+++ DATA LISTING +++

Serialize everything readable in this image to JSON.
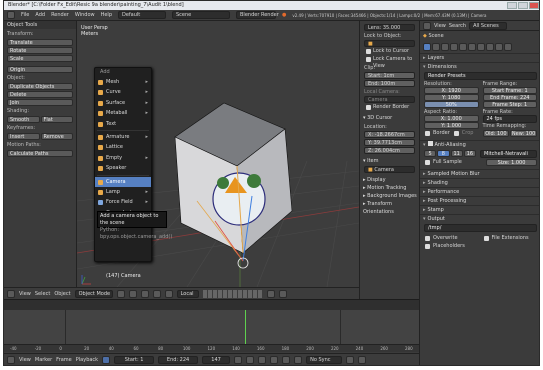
{
  "window": {
    "title": "Blender* [C:\\Folder Fx_Edit\\Resic 9a blender\\painting_7\\Audit 1\\blend]"
  },
  "menubar": {
    "items": [
      "File",
      "Add",
      "Render",
      "Window",
      "Help"
    ],
    "layout": "Default",
    "scene": "Scene",
    "engine": "Blender Render",
    "stats": "v2.49 | Verts:707910 | Faces:345466 | Objects:1/14 | Lamps:0/2 | Mem:67.43M (0.13M) | Camera"
  },
  "toolshelf": {
    "title": "Object Tools",
    "transform_label": "Transform:",
    "transform_buttons": [
      "Translate",
      "Rotate",
      "Scale"
    ],
    "origin_button": "Origin",
    "object_label": "Object:",
    "object_buttons": [
      "Duplicate Objects",
      "Delete",
      "Join"
    ],
    "shading_label": "Shading:",
    "shading_buttons": [
      "Smooth",
      "Flat"
    ],
    "keyframes_label": "Keyframes:",
    "keyframe_buttons": [
      "Insert",
      "Remove"
    ],
    "motion_label": "Motion Paths:",
    "motion_button": "Calculate Paths"
  },
  "viewport": {
    "title": "User Persp",
    "subtitle": "Meters",
    "object_label": "(147) Camera"
  },
  "add_menu": {
    "title": "Add",
    "items": [
      {
        "label": "Mesh",
        "color": "#e8a94a",
        "submenu": true
      },
      {
        "label": "Curve",
        "color": "#e8a94a",
        "submenu": true
      },
      {
        "label": "Surface",
        "color": "#e8a94a",
        "submenu": true
      },
      {
        "label": "Metaball",
        "color": "#e8a94a",
        "submenu": true
      },
      {
        "label": "Text",
        "color": "#e8a94a",
        "submenu": false
      },
      {
        "label": "Armature",
        "color": "#e8a94a",
        "submenu": true
      },
      {
        "label": "Lattice",
        "color": "#e8a94a",
        "submenu": false
      },
      {
        "label": "Empty",
        "color": "#e8a94a",
        "submenu": true
      },
      {
        "label": "Speaker",
        "color": "#e8a94a",
        "submenu": false
      },
      {
        "label": "Camera",
        "color": "#e8a94a",
        "submenu": false
      },
      {
        "label": "Lamp",
        "color": "#e8a94a",
        "submenu": true
      },
      {
        "label": "Force Field",
        "color": "#7fa7e0",
        "submenu": true
      },
      {
        "label": "Group Instance",
        "color": "#e8a94a",
        "submenu": true
      }
    ],
    "selected_index": 9
  },
  "tooltip": {
    "line1": "Add a camera object to the scene",
    "line2": "Python: bpy.ops.object.camera_add()"
  },
  "viewport_header": {
    "view": "View",
    "select": "Select",
    "object": "Object",
    "mode": "Object Mode",
    "pivot": "Local"
  },
  "npanel": {
    "lens": "Lens: 35.000",
    "lock_object_label": "Lock to Object:",
    "lock_cursor": "Lock to Cursor",
    "lock_camera": "Lock Camera to View",
    "clip_label": "Clip:",
    "clip_start": "Start: 1cm",
    "clip_end": "End: 100m",
    "local_camera_label": "Local Camera:",
    "local_camera": "Camera",
    "render_border": "Render Border",
    "cursor_header": "3D Cursor",
    "location_label": "Location:",
    "cursor_x": "X: -18.2667cm",
    "cursor_y": "Y: 39.7713cm",
    "cursor_z": "Z: 26.004cm",
    "item_header": "Item",
    "item_name": "Camera",
    "display_header": "Display",
    "motion_tracking": "Motion Tracking",
    "background_images": "Background Images",
    "transform_orientations": "Transform Orientations"
  },
  "properties": {
    "view": "View",
    "search": "Search",
    "all_scenes": "All Scenes",
    "scene": "Scene",
    "layers": "Layers",
    "dimensions": "Dimensions",
    "presets": "Render Presets",
    "resolution_label": "Resolution:",
    "res_x": "X: 1920",
    "res_y": "Y: 1080",
    "res_pct": "50%",
    "frame_range_label": "Frame Range:",
    "start_frame": "Start Frame: 1",
    "end_frame": "End Frame: 224",
    "frame_step": "Frame Step: 1",
    "aspect_label": "Aspect Ratio:",
    "aspect_x": "X: 1.000",
    "aspect_y": "Y: 1.000",
    "frame_rate_label": "Frame Rate:",
    "frame_rate": "24 fps",
    "border": "Border",
    "crop": "Crop",
    "time_remap_label": "Time Remapping:",
    "old": "Old: 100",
    "new": "New: 100",
    "anti_aliasing": "Anti-Aliasing",
    "aa_samples": [
      "5",
      "8",
      "11",
      "16"
    ],
    "aa_filter": "Mitchell-Netravali",
    "full_sample": "Full Sample",
    "aa_size": "Size: 1.000",
    "sampled_motion_blur": "Sampled Motion Blur",
    "shading": "Shading",
    "performance": "Performance",
    "post_processing": "Post Processing",
    "stamp": "Stamp",
    "output": "Output",
    "output_path": "/tmp/",
    "overwrite": "Overwrite",
    "file_extensions": "File Extensions",
    "placeholders": "Placeholders"
  },
  "timeline": {
    "ruler": [
      "-40",
      "-20",
      "0",
      "20",
      "40",
      "60",
      "80",
      "100",
      "120",
      "140",
      "160",
      "180",
      "200",
      "220",
      "240",
      "260",
      "280"
    ],
    "view": "View",
    "marker": "Marker",
    "frame": "Frame",
    "playback": "Playback",
    "start": "Start: 1",
    "end": "End: 224",
    "current": "147",
    "sync": "No Sync"
  },
  "colors": {
    "selected": "#5680c2",
    "accent_orange": "#e8a94a",
    "frame_line": "#5fd14f"
  }
}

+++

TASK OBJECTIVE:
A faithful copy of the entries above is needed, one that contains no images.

RESPONSE TO THE EXERCISE:
Serialize everything readable in this image to JSON.
{
  "window": {
    "title": "Blender* [C:\\Folder Fx_Edit\\Resic 9a blender\\painting_7\\Audit 1\\blend]"
  },
  "menubar": {
    "items": [
      "File",
      "Add",
      "Render",
      "Window",
      "Help"
    ],
    "layout": "Default",
    "scene": "Scene",
    "engine": "Blender Render",
    "stats": "v2.49 | Verts:707910 | Faces:345466 | Objects:1/14 | Lamps:0/2 | Mem:67.43M (0.13M) | Camera"
  },
  "toolshelf": {
    "title": "Object Tools",
    "transform_label": "Transform:",
    "transform_buttons": [
      "Translate",
      "Rotate",
      "Scale"
    ],
    "origin_button": "Origin",
    "object_label": "Object:",
    "object_buttons": [
      "Duplicate Objects",
      "Delete",
      "Join"
    ],
    "shading_label": "Shading:",
    "shading_buttons": [
      "Smooth",
      "Flat"
    ],
    "keyframes_label": "Keyframes:",
    "keyframe_buttons": [
      "Insert",
      "Remove"
    ],
    "motion_label": "Motion Paths:",
    "motion_button": "Calculate Paths"
  },
  "viewport": {
    "title": "User Persp",
    "subtitle": "Meters",
    "object_label": "(147) Camera"
  },
  "add_menu": {
    "title": "Add",
    "items": [
      {
        "label": "Mesh",
        "color": "#e8a94a",
        "submenu": true
      },
      {
        "label": "Curve",
        "color": "#e8a94a",
        "submenu": true
      },
      {
        "label": "Surface",
        "color": "#e8a94a",
        "submenu": true
      },
      {
        "label": "Metaball",
        "color": "#e8a94a",
        "submenu": true
      },
      {
        "label": "Text",
        "color": "#e8a94a",
        "submenu": false
      },
      {
        "label": "Armature",
        "color": "#e8a94a",
        "submenu": true
      },
      {
        "label": "Lattice",
        "color": "#e8a94a",
        "submenu": false
      },
      {
        "label": "Empty",
        "color": "#e8a94a",
        "submenu": true
      },
      {
        "label": "Speaker",
        "color": "#e8a94a",
        "submenu": false
      },
      {
        "label": "Camera",
        "color": "#e8a94a",
        "submenu": false
      },
      {
        "label": "Lamp",
        "color": "#e8a94a",
        "submenu": true
      },
      {
        "label": "Force Field",
        "color": "#7fa7e0",
        "submenu": true
      },
      {
        "label": "Group Instance",
        "color": "#e8a94a",
        "submenu": true
      }
    ],
    "selected_index": 9
  },
  "tooltip": {
    "line1": "Add a camera object to the scene",
    "line2": "Python: bpy.ops.object.camera_add()"
  },
  "viewport_header": {
    "view": "View",
    "select": "Select",
    "object": "Object",
    "mode": "Object Mode",
    "pivot": "Local"
  },
  "npanel": {
    "lens": "Lens: 35.000",
    "lock_object_label": "Lock to Object:",
    "lock_cursor": "Lock to Cursor",
    "lock_camera": "Lock Camera to View",
    "clip_label": "Clip:",
    "clip_start": "Start: 1cm",
    "clip_end": "End: 100m",
    "local_camera_label": "Local Camera:",
    "local_camera": "Camera",
    "render_border": "Render Border",
    "cursor_header": "3D Cursor",
    "location_label": "Location:",
    "cursor_x": "X: -18.2667cm",
    "cursor_y": "Y: 39.7713cm",
    "cursor_z": "Z: 26.004cm",
    "item_header": "Item",
    "item_name": "Camera",
    "display_header": "Display",
    "motion_tracking": "Motion Tracking",
    "background_images": "Background Images",
    "transform_orientations": "Transform Orientations"
  },
  "properties": {
    "view": "View",
    "search": "Search",
    "all_scenes": "All Scenes",
    "scene": "Scene",
    "layers": "Layers",
    "dimensions": "Dimensions",
    "presets": "Render Presets",
    "resolution_label": "Resolution:",
    "res_x": "X: 1920",
    "res_y": "Y: 1080",
    "res_pct": "50%",
    "frame_range_label": "Frame Range:",
    "start_frame": "Start Frame: 1",
    "end_frame": "End Frame: 224",
    "frame_step": "Frame Step: 1",
    "aspect_label": "Aspect Ratio:",
    "aspect_x": "X: 1.000",
    "aspect_y": "Y: 1.000",
    "frame_rate_label": "Frame Rate:",
    "frame_rate": "24 fps",
    "border": "Border",
    "crop": "Crop",
    "time_remap_label": "Time Remapping:",
    "old": "Old: 100",
    "new": "New: 100",
    "anti_aliasing": "Anti-Aliasing",
    "aa_samples": [
      "5",
      "8",
      "11",
      "16"
    ],
    "aa_filter": "Mitchell-Netravali",
    "full_sample": "Full Sample",
    "aa_size": "Size: 1.000",
    "sampled_motion_blur": "Sampled Motion Blur",
    "shading": "Shading",
    "performance": "Performance",
    "post_processing": "Post Processing",
    "stamp": "Stamp",
    "output": "Output",
    "output_path": "/tmp/",
    "overwrite": "Overwrite",
    "file_extensions": "File Extensions",
    "placeholders": "Placeholders"
  },
  "timeline": {
    "ruler": [
      "-40",
      "-20",
      "0",
      "20",
      "40",
      "60",
      "80",
      "100",
      "120",
      "140",
      "160",
      "180",
      "200",
      "220",
      "240",
      "260",
      "280"
    ],
    "view": "View",
    "marker": "Marker",
    "frame": "Frame",
    "playback": "Playback",
    "start": "Start: 1",
    "end": "End: 224",
    "current": "147",
    "sync": "No Sync"
  },
  "colors": {
    "selected": "#5680c2",
    "accent_orange": "#e8a94a",
    "frame_line": "#5fd14f"
  }
}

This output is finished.